Three important things you need to know about federal sentencing
Federal sentencing is a complex process and cannot be reduced down to a single article.
This article discusses three important things you need to know about federal sentencing: United States Probation Service, the Presentence Report, and Guideline Range.
United States Probation Service: Most individuals unfamiliar with the federal criminal justice system assume that sentencing is decided by the judge after the prosecutor and defense attorney have had opportunity to be heard. This is incorrect. Federal sentencing involves the judge and three groups of people. 1. Defendant and his/her defense counsel; 2. Prosecutor and victim; and 3. United States Probation Service. What is the United States Probation Service and why is it important?
United States Probation Service is an office funded by the United States Government. In sentencing its mission is to investigate and assess a defendant found guilty or who has plead guilty. The purpose of this investigation is inform the sentencing judge of everything that judge needs to make an appropriate sentence. United States Probation Service informs the sentencing judge by publishing a presentence report (discussed below).
Why is it important to know about United States Probation Service? Often United States Probation Service offices will put incorrect facts or inappropriate conclusions into the presentence report. When this occurs defense counsel will have to bring these errors to the judge’s attention.
Presentence Report: This document is published by United States Probation Service approximately two months after an entry of guilty by plea or at trial. It is by far the most important document in the federal sentencing process and likely the first document the judge reads. The report is lengthy and covers information on the offense and criminal history of the defendant. Background on the defendant is also included such as financial status, health, relationships, and other personal information. Presentence report also includes sentencing options for the sentencing judge to consider such as fines, imprisonment, supervised release, etc. Given the seriousness of most federal crimes imprisonment is usually always received by a defendant. Within the presentence report is a guideline range calculation made by the probation service officer. This is what will be discussed next.
Guideline Range: At its core federal sentencing is a math equation where the seriousness of the crime and criminal history of the defendant are considered to produce a guideline range. Guideline range is a range of two numbers shown as months. See sentencing guideline chart below.

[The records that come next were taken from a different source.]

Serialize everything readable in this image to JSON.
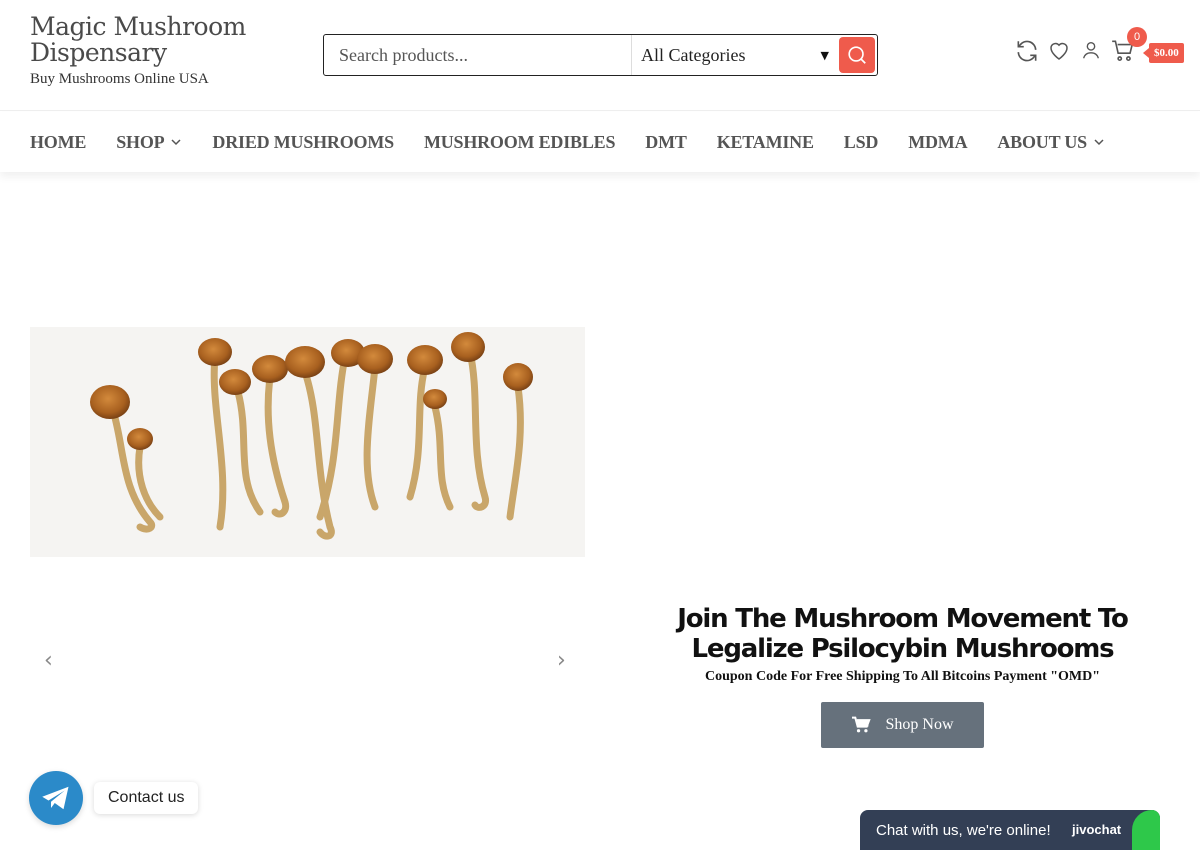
{
  "brand": {
    "title": "Magic Mushroom Dispensary",
    "tagline": "Buy Mushrooms Online USA"
  },
  "search": {
    "placeholder": "Search products...",
    "category": "All Categories"
  },
  "header_icons": [
    "refresh-icon",
    "heart-icon",
    "user-icon",
    "cart-icon"
  ],
  "cart": {
    "count": "0",
    "total": "$0.00"
  },
  "nav": {
    "items": [
      {
        "label": "HOME"
      },
      {
        "label": "SHOP"
      },
      {
        "label": "DRIED MUSHROOMS"
      },
      {
        "label": "MUSHROOM EDIBLES"
      },
      {
        "label": "DMT"
      },
      {
        "label": "KETAMINE"
      },
      {
        "label": "LSD"
      },
      {
        "label": "MDMA"
      },
      {
        "label": "ABOUT US"
      }
    ]
  },
  "hero": {
    "prev": "‹",
    "next": "›",
    "title": "Join The Mushroom Movement To Legalize Psilocybin Mushrooms",
    "subtitle": "Coupon Code For Free Shipping To All Bitcoins Payment \"OMD\"",
    "button": "Shop Now"
  },
  "contact": {
    "label": "Contact us"
  },
  "chat": {
    "text": "Chat with us, we're online!",
    "brand": "jivochat"
  },
  "colors": {
    "accent": "#ef5b4c",
    "button": "#66717c",
    "chat": "#333f55",
    "telegram": "#2b8ac9"
  }
}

Why is the range important? If the guideline range has been calculated correctly then it will have a “presumption of reasonableness.” This means if a judge sentences a defendant within the guideline range then a challenge to that sentence is unlikely to be successful.
A sentencing judge can sentence a defendant to a sentence outside the guideline range after hearing from the defense counsel and prosecutors. However there has to be reasons articulated by the attorneys why a non-guideline sentence should be entered.
This article is by no means comprehensive. United States Probation Service, the Presentence Report, and Guideline Range are, however, the most important things a person needs to know about federal sentencing.
DISCLAIMER: This information is provided for educational purposes only. Laws, regulations, and rules constantly change and information is valid for the date published only. No legal advice is given. No attorney client relationship has been formed by reading this entry. Each case is different and you should consult with a licensed attorney in your jurisdiction before undergoing any legal proceeding.